Every Challenge Has a Backstory
Due to the presence of contaminated sediments and lack of a suitable storage area for the sediment, the Indiana Harbor and Canal, considered one of the most polluted waterway in the Great Lakes area, had not been dredged in 40 years. In 2012, the US Army Corps of Engineers, Chicago District set out to remove 1.6 million cubic yards of sediment from the waterway—the legacy of decades of pollution from nearby heavy industry—to restore the harbor and ship canal to navigable depths and improve water quality in southern Lake Michigan.
The Chicago District selected Ramboll (formerly OBG), in a joint venture with Kokosing Construction Company (Kokosing), to dredge and dispose of sediment in a way that is safe to human health, improves the environment and is economically beneficial.
Focus on Solutions
The $60 million project involves the operation of a confined disposal facility (CDF) and a groundwater collection and treatment plant on a US Environmental Protection Agency Resource Conservation and Recovery Act (RCRA) site. The CDF permanently stores dredged sediments, as well as contains, existing on-site soil and groundwater contamination in compliance with requirements.
Ramboll has provided integrated preliminary design for the water treatment system and operations & maintenance services for the CDF. The company also is implementing an innovative air monitoring program and reporting real-time air quality data through a public website. Kokosing has provided dredging and sediment services along with construction services in support of the water treatment system.
Results that Matter

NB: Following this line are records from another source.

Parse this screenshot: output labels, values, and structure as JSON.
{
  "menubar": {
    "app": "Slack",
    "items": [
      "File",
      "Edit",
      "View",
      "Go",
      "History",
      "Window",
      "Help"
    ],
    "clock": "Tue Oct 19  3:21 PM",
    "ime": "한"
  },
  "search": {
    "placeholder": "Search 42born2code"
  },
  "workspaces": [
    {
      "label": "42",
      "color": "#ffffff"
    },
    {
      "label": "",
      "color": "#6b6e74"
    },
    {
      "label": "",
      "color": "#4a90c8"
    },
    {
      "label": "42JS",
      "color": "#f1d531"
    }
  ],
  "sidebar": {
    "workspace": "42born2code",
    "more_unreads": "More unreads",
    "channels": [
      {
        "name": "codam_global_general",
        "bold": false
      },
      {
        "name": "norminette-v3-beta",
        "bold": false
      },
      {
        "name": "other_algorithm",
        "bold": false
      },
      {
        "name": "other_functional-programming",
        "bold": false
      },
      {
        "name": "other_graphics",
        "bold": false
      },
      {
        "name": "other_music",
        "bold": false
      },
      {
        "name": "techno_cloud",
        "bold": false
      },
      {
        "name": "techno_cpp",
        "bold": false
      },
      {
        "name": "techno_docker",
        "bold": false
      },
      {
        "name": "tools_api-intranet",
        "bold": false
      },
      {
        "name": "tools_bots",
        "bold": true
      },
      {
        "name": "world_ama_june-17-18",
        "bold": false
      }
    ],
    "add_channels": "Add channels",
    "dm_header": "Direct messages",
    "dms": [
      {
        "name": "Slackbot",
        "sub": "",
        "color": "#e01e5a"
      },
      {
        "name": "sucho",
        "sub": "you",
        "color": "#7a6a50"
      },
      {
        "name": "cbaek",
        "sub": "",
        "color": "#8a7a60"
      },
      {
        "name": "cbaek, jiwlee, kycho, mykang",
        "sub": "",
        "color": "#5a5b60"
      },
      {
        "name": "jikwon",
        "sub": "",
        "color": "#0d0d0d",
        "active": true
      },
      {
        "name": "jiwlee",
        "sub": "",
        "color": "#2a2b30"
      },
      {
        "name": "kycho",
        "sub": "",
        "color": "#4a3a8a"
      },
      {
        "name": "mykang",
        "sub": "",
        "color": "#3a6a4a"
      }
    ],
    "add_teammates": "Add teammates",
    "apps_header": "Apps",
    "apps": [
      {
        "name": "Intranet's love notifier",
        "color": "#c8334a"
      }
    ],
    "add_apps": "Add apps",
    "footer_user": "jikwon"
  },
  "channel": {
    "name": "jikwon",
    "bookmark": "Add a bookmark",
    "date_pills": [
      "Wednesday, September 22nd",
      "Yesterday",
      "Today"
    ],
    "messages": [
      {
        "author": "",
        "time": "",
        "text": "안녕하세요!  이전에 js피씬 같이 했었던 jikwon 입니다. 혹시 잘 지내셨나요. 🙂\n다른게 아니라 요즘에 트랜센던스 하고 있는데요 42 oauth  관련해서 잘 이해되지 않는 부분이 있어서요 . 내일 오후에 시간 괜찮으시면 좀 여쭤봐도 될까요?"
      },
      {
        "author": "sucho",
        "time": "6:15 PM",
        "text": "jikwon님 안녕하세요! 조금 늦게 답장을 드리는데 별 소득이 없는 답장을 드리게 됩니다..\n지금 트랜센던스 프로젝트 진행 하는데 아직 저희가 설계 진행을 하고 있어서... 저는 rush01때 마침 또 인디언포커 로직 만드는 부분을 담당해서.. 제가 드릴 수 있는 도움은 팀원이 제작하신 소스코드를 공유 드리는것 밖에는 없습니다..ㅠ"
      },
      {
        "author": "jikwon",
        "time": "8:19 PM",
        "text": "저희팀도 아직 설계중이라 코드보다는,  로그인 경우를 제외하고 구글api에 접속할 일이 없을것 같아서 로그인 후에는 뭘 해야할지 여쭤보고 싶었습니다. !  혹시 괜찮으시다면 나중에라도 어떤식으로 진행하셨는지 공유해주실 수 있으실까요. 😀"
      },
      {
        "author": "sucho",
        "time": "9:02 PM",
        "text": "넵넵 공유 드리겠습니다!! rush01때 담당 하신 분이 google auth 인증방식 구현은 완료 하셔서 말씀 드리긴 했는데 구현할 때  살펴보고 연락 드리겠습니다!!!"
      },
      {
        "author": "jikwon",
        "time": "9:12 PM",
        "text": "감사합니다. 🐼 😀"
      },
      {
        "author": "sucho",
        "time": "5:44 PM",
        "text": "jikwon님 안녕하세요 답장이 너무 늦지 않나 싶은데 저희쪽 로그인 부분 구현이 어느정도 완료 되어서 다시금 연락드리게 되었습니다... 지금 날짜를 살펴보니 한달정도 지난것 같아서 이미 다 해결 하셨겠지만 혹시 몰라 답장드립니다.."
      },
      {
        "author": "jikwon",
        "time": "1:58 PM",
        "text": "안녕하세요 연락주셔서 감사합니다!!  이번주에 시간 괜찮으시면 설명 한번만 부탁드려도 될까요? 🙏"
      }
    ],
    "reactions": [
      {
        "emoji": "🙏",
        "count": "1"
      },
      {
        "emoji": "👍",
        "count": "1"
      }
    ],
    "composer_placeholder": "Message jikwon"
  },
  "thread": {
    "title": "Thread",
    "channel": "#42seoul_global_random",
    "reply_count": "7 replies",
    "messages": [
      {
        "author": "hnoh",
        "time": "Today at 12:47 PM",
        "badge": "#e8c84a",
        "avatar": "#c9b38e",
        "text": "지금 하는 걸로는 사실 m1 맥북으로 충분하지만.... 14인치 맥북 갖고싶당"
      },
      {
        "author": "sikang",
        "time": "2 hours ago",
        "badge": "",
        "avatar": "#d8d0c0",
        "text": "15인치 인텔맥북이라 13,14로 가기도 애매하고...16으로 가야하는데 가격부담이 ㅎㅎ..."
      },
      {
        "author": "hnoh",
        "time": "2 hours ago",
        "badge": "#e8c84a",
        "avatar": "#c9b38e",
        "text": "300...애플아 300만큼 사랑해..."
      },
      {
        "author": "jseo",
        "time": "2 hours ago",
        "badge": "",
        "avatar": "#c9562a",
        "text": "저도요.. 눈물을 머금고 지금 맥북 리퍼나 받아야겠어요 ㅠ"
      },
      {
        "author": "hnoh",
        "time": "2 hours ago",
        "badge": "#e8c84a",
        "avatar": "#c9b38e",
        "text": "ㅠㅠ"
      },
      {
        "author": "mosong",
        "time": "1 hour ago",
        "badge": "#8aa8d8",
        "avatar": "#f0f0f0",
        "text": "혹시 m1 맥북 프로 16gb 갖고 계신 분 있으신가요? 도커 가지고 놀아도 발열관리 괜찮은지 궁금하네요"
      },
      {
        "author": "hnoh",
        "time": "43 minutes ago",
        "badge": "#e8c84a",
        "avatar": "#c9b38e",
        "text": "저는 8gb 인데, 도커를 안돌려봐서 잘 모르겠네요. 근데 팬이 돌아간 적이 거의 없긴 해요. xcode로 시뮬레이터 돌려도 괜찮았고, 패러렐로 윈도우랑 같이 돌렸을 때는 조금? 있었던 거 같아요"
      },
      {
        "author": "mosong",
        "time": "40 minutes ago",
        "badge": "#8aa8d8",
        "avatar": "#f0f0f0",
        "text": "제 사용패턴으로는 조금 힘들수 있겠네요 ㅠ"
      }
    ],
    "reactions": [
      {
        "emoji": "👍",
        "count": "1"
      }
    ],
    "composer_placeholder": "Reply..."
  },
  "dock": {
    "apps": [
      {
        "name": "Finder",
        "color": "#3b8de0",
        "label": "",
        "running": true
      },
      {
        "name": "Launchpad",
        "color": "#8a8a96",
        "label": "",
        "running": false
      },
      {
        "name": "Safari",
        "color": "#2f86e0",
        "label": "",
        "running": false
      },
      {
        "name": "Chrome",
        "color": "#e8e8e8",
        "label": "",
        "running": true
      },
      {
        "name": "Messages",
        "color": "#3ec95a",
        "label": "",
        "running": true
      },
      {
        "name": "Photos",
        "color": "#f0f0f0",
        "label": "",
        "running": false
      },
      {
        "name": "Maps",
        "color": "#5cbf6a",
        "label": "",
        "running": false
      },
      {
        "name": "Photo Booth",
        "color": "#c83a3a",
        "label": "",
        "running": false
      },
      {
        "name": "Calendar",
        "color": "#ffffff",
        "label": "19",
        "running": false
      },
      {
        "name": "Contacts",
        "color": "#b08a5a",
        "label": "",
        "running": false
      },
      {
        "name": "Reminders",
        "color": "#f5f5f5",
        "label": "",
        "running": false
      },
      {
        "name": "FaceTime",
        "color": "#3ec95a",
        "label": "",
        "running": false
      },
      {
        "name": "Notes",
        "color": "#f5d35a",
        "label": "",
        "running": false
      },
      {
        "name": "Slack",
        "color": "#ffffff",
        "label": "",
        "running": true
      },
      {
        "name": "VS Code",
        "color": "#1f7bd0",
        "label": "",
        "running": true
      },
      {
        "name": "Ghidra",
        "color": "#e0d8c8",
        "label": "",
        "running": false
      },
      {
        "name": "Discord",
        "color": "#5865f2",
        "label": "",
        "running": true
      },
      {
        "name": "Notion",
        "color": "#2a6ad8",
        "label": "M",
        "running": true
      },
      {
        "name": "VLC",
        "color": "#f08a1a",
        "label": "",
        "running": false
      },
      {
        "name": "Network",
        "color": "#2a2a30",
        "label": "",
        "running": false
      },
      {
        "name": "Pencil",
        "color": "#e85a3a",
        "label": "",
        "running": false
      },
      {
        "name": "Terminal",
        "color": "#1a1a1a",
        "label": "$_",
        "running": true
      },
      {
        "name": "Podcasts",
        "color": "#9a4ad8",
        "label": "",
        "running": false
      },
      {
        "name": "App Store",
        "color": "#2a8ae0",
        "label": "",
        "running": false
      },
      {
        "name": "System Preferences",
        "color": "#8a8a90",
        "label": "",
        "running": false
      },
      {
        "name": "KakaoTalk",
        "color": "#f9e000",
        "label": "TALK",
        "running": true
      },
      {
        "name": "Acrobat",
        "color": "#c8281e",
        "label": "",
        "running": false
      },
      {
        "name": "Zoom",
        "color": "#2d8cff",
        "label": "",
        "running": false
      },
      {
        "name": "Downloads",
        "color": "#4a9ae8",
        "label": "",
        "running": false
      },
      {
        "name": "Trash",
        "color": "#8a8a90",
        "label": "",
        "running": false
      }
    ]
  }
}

Since the project started, nearly 1 million cubic yards of sediment have been safely removed from the Indiana Harbor and Canal and confined, generally reducing the contaminants that had previously been washing into Lake Michigan and improving the efficiency of deep draft commercial navigation. Maintenance dredging is planned over the next 20 years.